━━ Supplied material

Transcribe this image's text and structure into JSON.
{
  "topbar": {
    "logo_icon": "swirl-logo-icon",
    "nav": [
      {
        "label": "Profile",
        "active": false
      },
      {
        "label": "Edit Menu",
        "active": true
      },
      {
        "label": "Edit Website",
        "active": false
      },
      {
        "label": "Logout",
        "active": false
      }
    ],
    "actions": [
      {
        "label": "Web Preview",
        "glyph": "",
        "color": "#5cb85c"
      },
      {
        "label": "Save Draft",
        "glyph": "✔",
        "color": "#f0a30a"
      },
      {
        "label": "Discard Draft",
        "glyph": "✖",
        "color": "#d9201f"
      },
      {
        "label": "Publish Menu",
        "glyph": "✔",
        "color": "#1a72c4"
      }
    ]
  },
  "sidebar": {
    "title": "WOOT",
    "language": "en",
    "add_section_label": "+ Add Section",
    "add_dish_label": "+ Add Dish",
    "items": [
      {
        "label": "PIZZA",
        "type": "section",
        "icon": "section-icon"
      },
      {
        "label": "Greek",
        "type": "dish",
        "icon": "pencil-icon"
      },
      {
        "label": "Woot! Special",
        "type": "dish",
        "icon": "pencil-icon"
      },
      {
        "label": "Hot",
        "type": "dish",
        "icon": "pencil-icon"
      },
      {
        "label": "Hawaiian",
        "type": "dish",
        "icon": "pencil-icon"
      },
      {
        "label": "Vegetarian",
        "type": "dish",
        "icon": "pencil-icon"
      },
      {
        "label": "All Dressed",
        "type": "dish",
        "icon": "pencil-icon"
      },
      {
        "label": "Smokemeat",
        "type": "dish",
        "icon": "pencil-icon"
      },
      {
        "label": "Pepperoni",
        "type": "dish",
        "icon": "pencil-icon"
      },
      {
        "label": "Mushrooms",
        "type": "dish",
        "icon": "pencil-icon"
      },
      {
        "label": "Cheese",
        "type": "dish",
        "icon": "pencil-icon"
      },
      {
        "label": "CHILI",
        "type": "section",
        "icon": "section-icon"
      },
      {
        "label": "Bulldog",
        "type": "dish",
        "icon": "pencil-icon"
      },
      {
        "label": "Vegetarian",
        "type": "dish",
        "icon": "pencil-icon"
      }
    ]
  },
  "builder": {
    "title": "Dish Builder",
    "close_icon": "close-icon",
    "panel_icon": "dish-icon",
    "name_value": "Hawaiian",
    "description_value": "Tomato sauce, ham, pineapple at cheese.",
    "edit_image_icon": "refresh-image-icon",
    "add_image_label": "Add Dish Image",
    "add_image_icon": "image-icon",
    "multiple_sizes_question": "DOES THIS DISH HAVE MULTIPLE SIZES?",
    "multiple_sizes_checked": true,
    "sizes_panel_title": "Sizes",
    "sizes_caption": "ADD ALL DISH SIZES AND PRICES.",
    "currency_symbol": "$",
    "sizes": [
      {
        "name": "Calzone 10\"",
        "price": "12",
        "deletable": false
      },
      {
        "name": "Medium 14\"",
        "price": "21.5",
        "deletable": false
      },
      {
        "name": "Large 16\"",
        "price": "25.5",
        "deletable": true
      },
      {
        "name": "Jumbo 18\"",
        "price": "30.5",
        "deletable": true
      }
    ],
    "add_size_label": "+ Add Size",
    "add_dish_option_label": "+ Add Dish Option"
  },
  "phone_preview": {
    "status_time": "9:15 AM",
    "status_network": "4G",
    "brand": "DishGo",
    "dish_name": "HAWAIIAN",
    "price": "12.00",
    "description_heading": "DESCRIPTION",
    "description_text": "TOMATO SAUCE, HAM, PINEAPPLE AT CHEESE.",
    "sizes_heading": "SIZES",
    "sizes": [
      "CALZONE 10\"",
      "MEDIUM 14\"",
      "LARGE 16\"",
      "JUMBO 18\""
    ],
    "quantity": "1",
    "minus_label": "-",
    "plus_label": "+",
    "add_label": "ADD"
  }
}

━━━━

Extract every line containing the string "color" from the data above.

## Task result
        "color": "#5cb85c"
        "color": "#f0a30a"
        "color": "#d9201f"
        "color": "#1a72c4"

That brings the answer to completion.